Mara is a multifarious deity in Buddhist mythology, and a complex matrix of meaning in Buddhist psychology and doctrine. He is the sublime lord of deities identified with the ultimate estate of power and enjoyment in the world, but as the epitome of evil for those who would transcend the world. As the lord of the highest heaven of the phenomenal world, the Paranirmitavasavartin, his access to and enjoyment of worldly pleasures is inconceivable and without peer. His evil nature emerges in relation to those who rejects these worldly pleasures and seek transcendence of the samsara—the world of birth and death which is Mara’s own kingdom. (Clark)
All in all, it will prove to be a most interesting series.
See you soon!
Once when I was talking to my wife and mentioned Mara, she seemed embarassed by the word, so I asked her what is the matter. She told me that “mara” is a vulgarism for “vagina” in Japanese (so, like the C-word in English). I wonder if the two words are connected. A wild guess: the celibate monks who were tempted by the feminine, started using the demonic word as an euphemism for the female sexual organ (also: Japan was a very patriarchal society).
Interesting thought; although “Māra” had been around a lot longer before it reached the shores of Japan.
Yes, no doubt it predates its emergence in Japan. I just thought maybe it influenced that Japanese term. Sanskrit’s influence on Japanese language is much bigger than I once thought. So Japan was already influenced by Indo-European civilization before they met with “the West” (ie. UK/USA/Netherlands/Portugal, etc.) – What totally blew my mind was discovering that hiragana/katakana (the phonetic alphabet Japanese uses) was actually based on the siddham script for Sanskrit! Kukai created it. So the Japanese writing system is a mix of some derived Indian script and Chinese letters.
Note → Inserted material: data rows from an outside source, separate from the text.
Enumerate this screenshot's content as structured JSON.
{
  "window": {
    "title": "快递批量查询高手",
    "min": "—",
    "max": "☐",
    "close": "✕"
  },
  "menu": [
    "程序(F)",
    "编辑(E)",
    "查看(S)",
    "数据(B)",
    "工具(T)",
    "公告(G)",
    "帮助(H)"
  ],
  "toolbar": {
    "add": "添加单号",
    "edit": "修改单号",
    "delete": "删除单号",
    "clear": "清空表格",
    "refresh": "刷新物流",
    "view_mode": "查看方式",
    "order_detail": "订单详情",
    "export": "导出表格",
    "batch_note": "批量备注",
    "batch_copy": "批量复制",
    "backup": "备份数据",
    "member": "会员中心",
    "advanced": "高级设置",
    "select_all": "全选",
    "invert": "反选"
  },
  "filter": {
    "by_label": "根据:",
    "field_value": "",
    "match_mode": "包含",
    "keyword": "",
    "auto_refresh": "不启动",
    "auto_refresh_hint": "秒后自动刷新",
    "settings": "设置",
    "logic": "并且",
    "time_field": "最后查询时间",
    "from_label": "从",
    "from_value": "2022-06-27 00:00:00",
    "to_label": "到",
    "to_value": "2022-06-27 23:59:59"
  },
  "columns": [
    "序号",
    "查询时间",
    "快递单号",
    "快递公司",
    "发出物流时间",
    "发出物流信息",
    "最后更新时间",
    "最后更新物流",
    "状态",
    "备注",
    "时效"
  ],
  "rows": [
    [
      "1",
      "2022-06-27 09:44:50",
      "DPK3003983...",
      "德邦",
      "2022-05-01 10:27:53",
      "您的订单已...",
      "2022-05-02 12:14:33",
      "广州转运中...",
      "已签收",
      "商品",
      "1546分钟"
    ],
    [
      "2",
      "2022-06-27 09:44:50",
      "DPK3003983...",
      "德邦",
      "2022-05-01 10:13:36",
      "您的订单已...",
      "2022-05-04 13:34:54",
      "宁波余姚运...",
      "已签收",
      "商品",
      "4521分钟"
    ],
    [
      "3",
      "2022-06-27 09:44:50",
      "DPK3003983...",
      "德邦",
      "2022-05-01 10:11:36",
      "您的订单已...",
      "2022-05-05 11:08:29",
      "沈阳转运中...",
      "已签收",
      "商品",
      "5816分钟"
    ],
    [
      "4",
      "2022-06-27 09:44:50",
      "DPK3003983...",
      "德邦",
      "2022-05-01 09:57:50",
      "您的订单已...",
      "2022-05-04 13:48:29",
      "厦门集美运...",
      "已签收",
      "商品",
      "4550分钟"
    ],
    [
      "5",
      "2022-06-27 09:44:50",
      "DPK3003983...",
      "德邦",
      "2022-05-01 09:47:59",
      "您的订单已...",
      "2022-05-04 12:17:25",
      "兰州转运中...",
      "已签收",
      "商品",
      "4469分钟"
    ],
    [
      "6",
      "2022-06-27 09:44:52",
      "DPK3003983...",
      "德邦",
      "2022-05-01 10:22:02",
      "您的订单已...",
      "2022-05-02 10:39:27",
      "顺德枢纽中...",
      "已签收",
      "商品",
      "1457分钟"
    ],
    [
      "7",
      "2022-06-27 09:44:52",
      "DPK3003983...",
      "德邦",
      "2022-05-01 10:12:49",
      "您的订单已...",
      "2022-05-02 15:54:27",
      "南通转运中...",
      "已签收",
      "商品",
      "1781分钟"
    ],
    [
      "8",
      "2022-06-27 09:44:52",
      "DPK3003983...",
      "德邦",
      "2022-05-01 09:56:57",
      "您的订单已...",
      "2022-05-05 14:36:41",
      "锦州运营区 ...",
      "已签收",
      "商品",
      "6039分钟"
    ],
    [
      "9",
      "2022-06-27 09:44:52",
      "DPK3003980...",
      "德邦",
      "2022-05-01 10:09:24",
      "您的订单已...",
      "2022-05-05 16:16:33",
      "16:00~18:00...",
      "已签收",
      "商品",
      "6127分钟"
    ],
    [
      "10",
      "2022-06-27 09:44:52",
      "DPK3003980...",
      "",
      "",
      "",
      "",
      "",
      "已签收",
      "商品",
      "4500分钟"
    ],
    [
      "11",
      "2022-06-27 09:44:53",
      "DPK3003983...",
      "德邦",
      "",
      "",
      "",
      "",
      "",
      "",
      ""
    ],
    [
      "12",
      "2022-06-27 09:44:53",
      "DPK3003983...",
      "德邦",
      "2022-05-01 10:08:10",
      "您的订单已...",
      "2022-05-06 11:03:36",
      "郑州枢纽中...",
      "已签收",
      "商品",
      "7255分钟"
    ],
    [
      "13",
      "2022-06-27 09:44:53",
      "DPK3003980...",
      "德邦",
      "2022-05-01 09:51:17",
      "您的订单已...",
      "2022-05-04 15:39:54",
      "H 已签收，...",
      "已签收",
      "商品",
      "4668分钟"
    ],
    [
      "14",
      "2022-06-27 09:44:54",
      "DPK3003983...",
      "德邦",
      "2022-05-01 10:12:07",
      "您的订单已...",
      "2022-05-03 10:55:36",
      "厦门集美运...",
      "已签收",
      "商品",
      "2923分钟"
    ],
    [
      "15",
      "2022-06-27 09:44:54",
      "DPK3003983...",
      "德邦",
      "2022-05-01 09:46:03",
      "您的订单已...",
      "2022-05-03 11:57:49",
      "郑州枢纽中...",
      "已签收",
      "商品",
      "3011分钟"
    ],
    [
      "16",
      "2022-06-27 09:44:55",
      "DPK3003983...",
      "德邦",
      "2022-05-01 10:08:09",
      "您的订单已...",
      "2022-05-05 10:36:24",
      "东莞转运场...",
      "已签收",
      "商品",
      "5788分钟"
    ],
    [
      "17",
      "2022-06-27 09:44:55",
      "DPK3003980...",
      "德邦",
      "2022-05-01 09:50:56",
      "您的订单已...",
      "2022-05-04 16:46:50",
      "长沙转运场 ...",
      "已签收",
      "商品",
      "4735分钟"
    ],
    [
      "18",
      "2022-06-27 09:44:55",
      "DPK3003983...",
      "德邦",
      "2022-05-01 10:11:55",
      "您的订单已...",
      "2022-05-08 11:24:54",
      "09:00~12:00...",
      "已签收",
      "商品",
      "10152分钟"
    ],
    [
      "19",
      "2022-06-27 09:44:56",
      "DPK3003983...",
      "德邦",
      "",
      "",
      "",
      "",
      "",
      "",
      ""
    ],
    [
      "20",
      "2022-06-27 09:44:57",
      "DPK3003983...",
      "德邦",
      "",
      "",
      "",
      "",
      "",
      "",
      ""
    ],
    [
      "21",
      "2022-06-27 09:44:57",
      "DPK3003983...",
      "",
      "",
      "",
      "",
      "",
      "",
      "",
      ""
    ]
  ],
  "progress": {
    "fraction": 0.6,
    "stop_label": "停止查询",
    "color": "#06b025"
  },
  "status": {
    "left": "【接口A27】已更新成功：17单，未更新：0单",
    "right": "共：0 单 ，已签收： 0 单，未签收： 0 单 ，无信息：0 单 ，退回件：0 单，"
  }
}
Also, etymologically for our purposes, we shall see that the term is closer to Pali and Sanskrit words indicating “death”. Hence the one causing death itself. Perhaps the Japanese had an interesting spin on the term–the vagina that brings both life AND death (samsara) into being.
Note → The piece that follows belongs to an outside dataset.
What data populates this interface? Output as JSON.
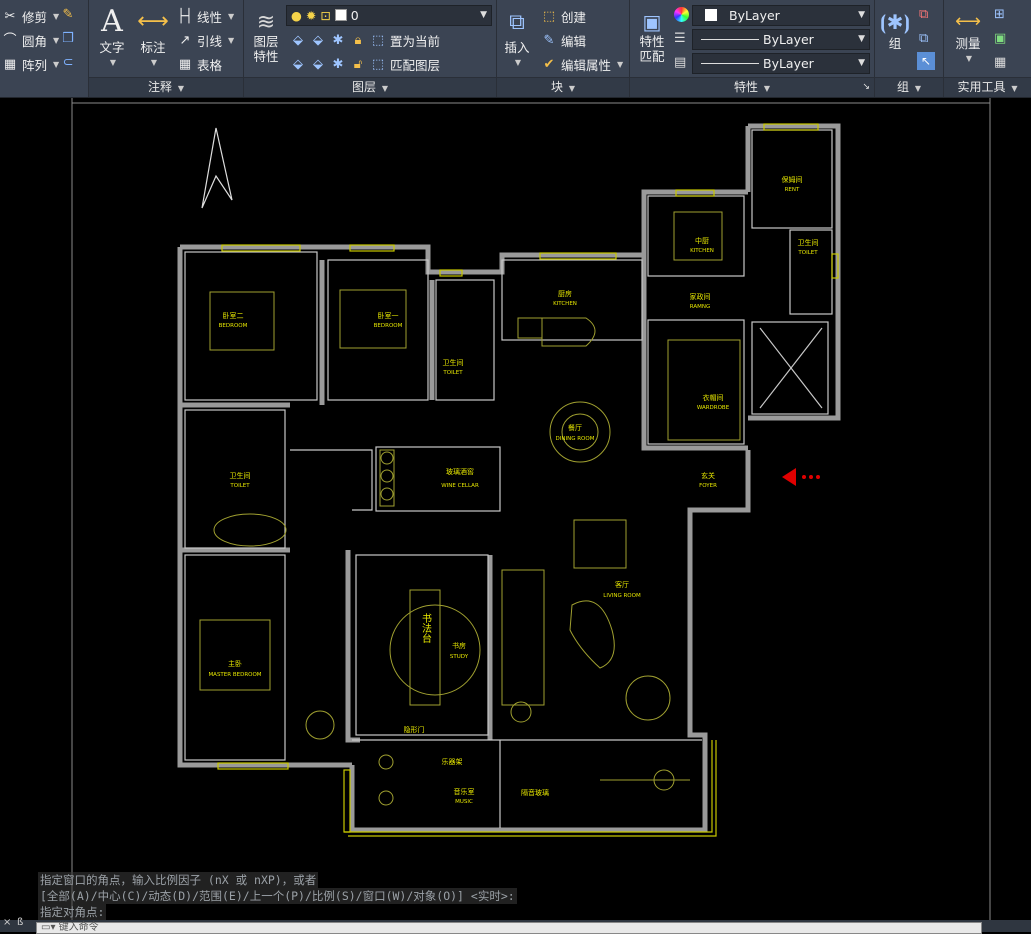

I have always thought Mara to be closer, in an ontological sense, to the Gnostic Demiurge. That which fashions and maintains the illusion of the samsaric universe whilst being both part and product of the illusion it continually produces.